[Items listed in a dataset]

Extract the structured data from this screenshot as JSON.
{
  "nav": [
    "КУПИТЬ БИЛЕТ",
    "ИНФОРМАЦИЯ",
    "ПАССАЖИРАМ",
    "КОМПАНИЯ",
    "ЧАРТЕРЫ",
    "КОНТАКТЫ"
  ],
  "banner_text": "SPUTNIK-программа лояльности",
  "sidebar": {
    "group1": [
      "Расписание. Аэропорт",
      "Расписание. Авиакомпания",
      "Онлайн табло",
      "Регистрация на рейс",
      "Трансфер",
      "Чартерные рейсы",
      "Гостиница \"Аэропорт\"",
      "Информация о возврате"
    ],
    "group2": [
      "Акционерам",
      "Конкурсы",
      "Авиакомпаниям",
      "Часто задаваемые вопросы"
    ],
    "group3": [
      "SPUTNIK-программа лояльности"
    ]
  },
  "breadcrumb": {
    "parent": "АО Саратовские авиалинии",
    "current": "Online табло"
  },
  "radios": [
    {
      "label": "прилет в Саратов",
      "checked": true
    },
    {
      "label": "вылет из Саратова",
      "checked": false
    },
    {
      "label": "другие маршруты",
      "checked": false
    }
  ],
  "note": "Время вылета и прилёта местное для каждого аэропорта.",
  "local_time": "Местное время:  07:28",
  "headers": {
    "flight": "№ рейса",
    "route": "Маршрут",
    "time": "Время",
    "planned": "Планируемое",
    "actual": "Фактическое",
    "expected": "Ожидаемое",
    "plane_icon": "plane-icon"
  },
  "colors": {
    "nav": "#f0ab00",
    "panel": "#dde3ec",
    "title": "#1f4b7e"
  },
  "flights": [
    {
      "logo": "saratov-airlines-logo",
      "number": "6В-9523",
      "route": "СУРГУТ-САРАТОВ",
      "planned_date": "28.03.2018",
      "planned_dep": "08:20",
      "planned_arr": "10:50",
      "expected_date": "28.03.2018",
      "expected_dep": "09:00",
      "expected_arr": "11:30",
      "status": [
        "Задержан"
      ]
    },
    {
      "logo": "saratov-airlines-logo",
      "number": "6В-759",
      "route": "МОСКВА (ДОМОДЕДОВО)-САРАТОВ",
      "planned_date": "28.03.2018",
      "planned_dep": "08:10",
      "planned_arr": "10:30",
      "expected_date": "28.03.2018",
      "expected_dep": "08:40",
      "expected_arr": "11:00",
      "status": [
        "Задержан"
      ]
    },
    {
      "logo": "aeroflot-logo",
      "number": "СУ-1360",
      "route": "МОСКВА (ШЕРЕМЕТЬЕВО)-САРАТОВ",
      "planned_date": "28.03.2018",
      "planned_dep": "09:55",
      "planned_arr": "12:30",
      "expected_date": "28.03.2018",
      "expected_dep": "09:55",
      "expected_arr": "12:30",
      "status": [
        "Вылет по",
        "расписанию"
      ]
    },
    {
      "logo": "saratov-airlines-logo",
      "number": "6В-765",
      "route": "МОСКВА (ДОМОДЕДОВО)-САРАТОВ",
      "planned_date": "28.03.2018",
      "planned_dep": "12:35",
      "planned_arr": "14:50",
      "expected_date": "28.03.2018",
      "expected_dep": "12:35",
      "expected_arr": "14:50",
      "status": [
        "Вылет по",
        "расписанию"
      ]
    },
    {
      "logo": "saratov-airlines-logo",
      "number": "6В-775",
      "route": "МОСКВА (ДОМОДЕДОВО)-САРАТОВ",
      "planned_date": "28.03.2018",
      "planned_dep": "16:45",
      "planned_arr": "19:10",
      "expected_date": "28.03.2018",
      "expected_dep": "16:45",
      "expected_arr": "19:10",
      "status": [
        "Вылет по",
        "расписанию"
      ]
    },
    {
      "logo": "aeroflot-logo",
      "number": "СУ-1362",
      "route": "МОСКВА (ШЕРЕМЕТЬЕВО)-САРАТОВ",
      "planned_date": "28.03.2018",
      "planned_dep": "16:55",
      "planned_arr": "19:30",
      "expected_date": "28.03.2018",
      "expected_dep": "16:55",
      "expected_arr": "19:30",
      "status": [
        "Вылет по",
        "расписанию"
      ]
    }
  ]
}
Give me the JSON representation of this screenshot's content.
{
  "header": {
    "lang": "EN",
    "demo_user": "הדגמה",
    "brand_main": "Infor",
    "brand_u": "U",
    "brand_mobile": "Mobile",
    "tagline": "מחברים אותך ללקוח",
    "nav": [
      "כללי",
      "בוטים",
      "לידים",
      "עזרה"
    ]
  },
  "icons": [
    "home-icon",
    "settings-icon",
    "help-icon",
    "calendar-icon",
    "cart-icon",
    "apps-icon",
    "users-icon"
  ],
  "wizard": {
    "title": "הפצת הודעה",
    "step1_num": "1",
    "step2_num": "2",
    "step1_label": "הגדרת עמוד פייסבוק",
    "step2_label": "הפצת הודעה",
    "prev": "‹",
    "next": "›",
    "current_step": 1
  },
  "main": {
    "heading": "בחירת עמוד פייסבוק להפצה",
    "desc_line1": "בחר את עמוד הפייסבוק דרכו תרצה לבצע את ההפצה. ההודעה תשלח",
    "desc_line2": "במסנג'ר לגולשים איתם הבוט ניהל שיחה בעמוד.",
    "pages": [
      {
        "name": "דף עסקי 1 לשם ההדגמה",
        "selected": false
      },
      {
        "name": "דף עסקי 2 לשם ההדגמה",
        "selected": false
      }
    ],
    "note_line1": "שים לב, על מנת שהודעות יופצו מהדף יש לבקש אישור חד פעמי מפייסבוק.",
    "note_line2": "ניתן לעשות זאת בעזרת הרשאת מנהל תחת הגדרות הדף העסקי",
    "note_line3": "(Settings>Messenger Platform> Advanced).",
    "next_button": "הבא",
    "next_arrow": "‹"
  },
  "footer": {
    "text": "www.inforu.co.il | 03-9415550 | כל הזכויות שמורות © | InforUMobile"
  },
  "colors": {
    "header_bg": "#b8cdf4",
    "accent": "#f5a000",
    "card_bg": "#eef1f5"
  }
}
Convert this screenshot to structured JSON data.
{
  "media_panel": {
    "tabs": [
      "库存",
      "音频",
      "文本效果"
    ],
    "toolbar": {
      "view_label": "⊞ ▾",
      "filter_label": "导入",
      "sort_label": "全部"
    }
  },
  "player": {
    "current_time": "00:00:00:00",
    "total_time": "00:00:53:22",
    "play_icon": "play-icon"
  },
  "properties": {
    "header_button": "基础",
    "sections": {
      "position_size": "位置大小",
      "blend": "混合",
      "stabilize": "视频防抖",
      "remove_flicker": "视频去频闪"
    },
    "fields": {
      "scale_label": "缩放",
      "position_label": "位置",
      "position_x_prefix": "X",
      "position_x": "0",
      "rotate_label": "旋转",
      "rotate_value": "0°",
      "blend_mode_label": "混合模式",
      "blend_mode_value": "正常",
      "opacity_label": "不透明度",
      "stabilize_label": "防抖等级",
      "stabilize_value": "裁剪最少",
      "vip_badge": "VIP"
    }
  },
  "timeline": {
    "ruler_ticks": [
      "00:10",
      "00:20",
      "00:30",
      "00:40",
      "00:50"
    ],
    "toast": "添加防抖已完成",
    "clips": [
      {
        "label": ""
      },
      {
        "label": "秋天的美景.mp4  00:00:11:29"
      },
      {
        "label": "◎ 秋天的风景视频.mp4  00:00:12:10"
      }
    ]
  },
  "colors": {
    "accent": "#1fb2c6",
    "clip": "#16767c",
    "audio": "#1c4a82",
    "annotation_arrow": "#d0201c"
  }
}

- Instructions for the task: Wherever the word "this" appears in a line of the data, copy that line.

- The completed task:
Extract the structured data from this screenshot as JSON.
Give me the JSON representation of this screenshot's content.
Convert this screenshot to structured JSON data.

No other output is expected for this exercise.